- The Netherlands: Women cannot have their faces covered in schools, hospital and on public transport.
- The Italian town of Novara: Women were told to stop wearing a full veil in 2010, but there is no established fines system.
- Parts of Catalonia, Spain: The country’s Supreme Court ruled against a ban in some areas in 2013, however those areas which brought their cases to the European Court of Human Rights (ECHR) have continued with the ban – supported by an ECHR ruling in their favour in 2014.
- Turkey: A full ban was abandoned in 2013. Now, women are only barred if they work in the judiciary, military and police.
“We all reject the full veil — not only the burka but also other types of full veil that only leave the eyes visible.

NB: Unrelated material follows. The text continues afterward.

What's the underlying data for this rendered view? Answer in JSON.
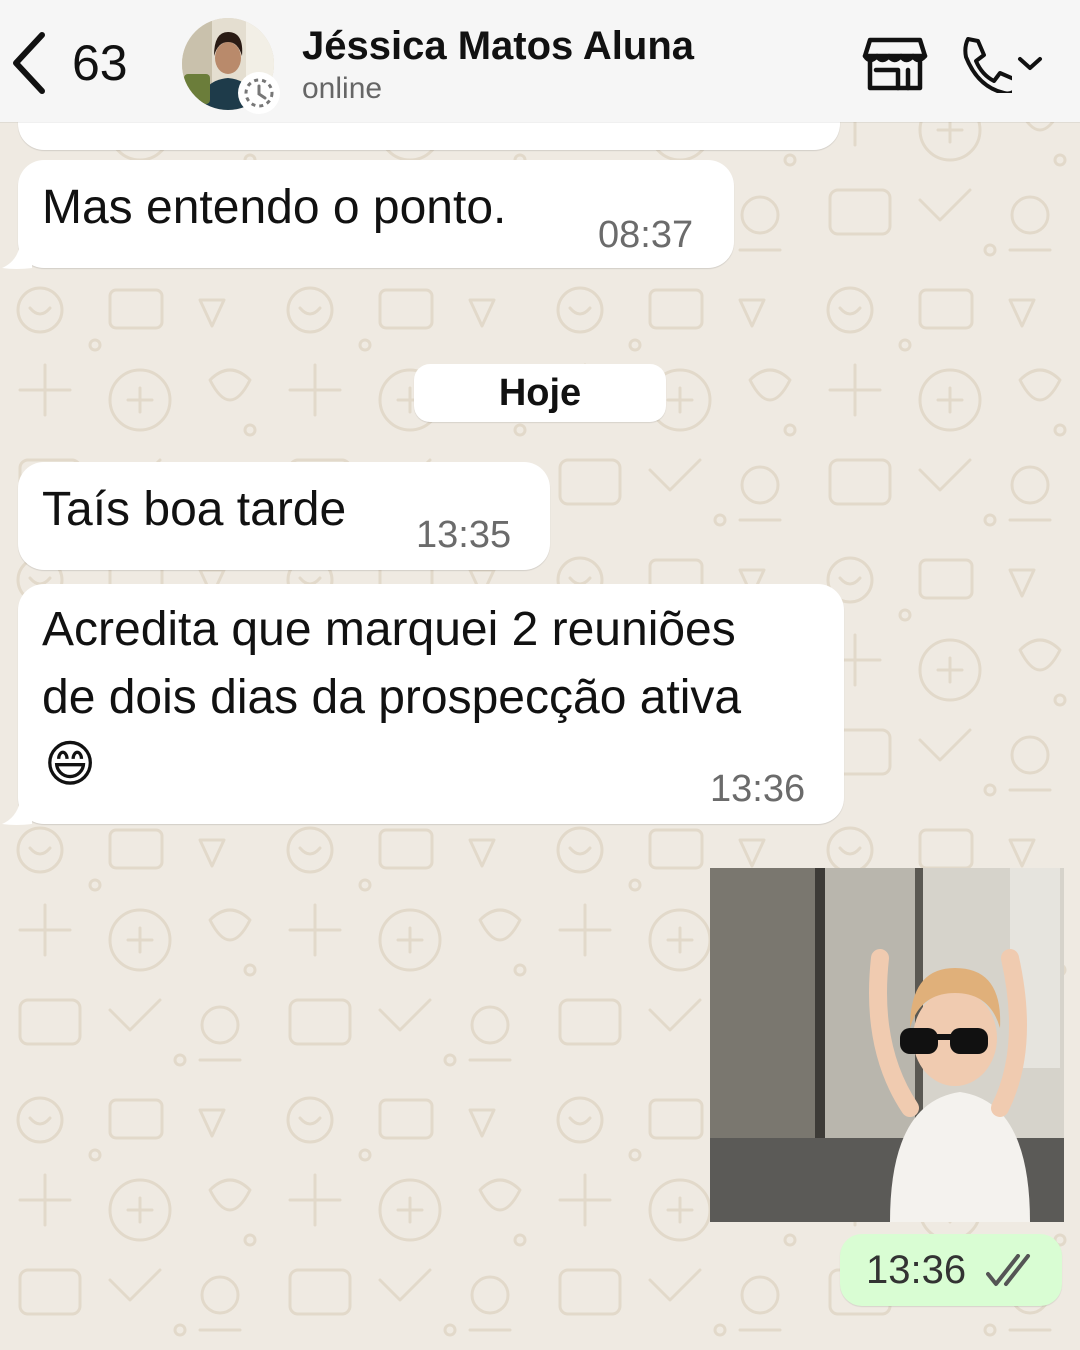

They have no place in our society,” Mr Maiziere said at the time.
“Showing your face is essential for our communication, co-existence and social cohesion and that’s why we’re asking everyone to show their faces,” he added. “We want to introduce a law to make people show their faces and that means that those who break that law will have to face the consequences.”
Mrs Merkel also made her own feelings on the issue clear in an interview with a number of German newspapers in August.
“In my view, a fully veiled woman has almost no chance of integrating successfully in German society,” she said.